Work to complete »
Look down the entries below and report how many lines hold the string "name"; write nothing else.

++++

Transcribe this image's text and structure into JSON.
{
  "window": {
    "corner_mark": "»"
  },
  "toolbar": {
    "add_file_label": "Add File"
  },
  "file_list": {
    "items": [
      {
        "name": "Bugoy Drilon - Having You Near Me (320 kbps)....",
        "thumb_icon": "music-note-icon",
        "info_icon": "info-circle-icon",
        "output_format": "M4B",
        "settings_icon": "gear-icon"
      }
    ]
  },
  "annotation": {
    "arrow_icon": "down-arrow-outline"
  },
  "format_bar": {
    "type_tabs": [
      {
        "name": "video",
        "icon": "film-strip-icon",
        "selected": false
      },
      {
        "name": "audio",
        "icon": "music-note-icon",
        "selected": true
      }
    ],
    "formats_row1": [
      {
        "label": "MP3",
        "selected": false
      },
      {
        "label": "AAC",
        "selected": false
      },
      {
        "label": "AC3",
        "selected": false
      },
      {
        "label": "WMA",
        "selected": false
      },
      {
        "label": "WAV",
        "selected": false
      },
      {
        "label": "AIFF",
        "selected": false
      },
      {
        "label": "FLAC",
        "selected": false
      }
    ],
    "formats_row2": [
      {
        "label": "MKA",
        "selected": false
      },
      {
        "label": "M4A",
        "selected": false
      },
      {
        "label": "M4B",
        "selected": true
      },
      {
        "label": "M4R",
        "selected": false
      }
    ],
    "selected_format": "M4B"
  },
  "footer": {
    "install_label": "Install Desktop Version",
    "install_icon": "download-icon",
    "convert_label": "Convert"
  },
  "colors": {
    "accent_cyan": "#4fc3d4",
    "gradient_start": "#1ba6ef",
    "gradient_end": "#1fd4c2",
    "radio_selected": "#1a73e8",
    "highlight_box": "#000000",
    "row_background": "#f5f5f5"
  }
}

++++

Task response »
3